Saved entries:

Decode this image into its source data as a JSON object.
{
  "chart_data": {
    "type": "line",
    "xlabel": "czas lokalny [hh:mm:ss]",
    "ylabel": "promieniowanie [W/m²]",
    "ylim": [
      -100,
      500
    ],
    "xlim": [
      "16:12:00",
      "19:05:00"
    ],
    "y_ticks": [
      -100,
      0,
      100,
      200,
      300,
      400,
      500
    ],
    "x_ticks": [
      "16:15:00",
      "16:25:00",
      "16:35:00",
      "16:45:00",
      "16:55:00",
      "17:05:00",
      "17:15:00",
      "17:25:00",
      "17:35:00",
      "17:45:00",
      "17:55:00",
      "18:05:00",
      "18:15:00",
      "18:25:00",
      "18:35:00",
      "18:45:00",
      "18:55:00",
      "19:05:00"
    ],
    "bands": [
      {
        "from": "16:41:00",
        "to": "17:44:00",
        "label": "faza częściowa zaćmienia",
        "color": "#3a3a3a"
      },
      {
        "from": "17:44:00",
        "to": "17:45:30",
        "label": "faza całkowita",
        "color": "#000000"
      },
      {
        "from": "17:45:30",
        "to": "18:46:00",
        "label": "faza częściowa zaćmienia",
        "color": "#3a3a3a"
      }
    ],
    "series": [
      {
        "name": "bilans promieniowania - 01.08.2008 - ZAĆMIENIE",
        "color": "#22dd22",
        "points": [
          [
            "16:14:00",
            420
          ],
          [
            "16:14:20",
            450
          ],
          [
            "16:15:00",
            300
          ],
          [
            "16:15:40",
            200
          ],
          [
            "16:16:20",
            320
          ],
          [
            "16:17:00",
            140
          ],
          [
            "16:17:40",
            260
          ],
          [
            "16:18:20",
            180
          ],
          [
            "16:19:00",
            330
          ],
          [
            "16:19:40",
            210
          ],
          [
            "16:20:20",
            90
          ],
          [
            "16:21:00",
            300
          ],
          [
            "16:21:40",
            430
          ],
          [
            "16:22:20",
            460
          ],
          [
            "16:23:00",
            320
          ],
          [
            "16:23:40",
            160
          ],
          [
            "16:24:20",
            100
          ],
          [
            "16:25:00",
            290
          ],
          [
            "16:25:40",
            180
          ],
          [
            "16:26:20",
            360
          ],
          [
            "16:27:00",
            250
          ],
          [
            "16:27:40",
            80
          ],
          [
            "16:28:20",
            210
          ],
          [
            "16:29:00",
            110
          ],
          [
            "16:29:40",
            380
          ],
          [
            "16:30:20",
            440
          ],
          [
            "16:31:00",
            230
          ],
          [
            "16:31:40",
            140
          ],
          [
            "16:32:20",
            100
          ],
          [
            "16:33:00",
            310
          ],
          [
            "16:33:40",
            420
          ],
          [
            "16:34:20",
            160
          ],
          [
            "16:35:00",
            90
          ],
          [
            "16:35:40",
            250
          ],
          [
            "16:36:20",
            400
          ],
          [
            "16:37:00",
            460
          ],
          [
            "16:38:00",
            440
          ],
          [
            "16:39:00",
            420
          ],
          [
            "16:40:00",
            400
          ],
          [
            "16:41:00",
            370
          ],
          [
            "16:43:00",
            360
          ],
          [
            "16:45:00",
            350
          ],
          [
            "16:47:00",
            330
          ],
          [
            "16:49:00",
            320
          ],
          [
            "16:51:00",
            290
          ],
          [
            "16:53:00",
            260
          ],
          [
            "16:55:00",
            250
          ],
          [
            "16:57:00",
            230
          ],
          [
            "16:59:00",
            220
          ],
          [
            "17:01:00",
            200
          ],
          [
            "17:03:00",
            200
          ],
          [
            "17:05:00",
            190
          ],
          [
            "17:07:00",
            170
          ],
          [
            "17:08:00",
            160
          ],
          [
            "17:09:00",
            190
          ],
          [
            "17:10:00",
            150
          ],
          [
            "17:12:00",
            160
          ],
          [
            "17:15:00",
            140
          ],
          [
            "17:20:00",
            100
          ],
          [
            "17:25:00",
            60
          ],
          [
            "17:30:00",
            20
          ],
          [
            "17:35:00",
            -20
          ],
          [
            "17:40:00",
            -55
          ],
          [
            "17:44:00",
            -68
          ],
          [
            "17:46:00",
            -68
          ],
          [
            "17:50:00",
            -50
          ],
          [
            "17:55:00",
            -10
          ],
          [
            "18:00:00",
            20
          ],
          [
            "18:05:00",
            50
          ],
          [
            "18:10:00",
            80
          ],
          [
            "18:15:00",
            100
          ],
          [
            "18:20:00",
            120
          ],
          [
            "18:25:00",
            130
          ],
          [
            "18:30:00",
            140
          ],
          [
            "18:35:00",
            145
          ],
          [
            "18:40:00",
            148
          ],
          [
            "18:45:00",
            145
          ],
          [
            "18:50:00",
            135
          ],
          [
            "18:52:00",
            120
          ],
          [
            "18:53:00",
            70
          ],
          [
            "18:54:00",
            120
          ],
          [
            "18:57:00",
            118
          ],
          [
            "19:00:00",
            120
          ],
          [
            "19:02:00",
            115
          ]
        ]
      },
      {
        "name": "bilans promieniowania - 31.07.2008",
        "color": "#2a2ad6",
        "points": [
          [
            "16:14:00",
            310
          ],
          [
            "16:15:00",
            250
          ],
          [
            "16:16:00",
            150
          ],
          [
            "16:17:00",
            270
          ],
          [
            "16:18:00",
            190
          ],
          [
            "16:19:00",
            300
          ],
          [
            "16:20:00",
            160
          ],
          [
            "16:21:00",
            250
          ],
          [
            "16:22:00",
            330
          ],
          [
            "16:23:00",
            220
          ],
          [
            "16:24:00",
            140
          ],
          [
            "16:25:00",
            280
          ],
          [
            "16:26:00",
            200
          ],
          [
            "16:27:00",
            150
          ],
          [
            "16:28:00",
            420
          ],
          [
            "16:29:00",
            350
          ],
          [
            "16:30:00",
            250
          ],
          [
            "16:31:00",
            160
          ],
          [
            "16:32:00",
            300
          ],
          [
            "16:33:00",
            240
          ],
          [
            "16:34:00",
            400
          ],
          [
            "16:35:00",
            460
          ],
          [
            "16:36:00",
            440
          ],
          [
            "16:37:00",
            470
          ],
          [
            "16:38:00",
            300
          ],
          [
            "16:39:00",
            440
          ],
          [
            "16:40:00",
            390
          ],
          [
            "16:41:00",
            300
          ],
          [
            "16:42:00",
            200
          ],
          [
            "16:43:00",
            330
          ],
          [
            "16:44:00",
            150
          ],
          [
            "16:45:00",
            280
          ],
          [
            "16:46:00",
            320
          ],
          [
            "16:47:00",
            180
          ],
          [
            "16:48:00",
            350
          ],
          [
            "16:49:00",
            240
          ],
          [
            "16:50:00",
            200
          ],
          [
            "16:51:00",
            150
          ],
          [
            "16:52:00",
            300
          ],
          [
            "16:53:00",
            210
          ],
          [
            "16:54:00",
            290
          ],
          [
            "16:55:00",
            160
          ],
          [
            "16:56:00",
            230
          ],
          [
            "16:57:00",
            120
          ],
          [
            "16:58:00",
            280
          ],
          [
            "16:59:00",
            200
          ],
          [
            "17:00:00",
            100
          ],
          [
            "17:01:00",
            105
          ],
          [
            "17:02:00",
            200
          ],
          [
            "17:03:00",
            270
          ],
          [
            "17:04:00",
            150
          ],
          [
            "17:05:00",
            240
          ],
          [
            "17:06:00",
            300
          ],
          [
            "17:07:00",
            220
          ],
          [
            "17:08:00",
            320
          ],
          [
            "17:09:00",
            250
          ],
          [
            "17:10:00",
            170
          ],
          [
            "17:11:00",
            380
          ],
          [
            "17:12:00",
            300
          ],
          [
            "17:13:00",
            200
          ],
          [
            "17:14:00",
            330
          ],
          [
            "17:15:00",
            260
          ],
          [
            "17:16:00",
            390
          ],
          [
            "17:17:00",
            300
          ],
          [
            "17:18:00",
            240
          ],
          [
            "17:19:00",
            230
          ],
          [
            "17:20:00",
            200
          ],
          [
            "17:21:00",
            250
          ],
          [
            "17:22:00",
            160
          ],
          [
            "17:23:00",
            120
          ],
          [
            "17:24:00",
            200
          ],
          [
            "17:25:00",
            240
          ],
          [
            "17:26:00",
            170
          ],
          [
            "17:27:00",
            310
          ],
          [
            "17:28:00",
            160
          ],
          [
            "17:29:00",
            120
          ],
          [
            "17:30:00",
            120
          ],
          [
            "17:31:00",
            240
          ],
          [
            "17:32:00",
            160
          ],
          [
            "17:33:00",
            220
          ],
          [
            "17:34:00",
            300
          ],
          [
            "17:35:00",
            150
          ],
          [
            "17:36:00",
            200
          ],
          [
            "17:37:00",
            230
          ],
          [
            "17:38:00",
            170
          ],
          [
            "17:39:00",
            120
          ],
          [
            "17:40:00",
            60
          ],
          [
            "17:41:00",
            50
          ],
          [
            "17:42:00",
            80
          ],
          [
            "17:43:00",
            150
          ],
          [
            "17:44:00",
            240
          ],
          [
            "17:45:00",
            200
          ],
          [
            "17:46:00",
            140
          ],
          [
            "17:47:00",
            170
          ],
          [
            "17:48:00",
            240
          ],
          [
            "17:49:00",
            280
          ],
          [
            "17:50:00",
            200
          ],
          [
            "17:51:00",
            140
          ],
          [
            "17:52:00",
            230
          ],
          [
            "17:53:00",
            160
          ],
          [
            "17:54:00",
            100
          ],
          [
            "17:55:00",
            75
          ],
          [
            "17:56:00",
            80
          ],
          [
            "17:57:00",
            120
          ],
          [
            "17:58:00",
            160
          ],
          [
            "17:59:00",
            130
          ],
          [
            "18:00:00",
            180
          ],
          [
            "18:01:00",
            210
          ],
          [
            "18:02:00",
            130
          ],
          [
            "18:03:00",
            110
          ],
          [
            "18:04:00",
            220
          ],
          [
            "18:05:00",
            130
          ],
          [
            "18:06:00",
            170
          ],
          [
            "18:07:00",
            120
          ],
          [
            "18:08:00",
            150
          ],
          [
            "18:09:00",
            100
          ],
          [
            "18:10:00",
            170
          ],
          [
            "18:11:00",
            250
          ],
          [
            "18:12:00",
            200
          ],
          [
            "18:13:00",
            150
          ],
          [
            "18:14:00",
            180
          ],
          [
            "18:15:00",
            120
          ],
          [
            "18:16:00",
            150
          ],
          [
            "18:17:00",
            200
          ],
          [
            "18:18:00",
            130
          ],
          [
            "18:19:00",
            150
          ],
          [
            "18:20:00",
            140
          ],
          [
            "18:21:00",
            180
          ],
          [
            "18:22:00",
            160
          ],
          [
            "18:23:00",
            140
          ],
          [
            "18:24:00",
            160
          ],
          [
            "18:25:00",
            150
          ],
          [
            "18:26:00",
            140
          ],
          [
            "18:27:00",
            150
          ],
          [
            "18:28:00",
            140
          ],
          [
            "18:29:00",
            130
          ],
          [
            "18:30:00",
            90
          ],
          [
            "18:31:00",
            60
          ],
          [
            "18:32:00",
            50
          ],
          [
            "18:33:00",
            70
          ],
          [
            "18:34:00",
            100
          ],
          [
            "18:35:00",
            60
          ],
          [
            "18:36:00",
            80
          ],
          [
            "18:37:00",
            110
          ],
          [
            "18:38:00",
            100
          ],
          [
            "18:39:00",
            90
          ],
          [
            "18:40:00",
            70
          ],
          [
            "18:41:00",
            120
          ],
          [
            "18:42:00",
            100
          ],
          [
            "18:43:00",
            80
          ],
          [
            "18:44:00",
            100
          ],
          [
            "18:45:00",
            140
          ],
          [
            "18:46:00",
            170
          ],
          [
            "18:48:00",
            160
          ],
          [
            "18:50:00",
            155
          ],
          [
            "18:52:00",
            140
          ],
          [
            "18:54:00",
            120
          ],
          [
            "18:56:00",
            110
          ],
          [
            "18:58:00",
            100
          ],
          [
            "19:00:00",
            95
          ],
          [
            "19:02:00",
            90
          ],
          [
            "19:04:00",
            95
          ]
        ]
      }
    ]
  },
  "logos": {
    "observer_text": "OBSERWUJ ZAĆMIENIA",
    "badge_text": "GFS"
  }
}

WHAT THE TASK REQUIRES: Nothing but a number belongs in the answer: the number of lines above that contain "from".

ANSWER FOR THIS EXERCISE: 3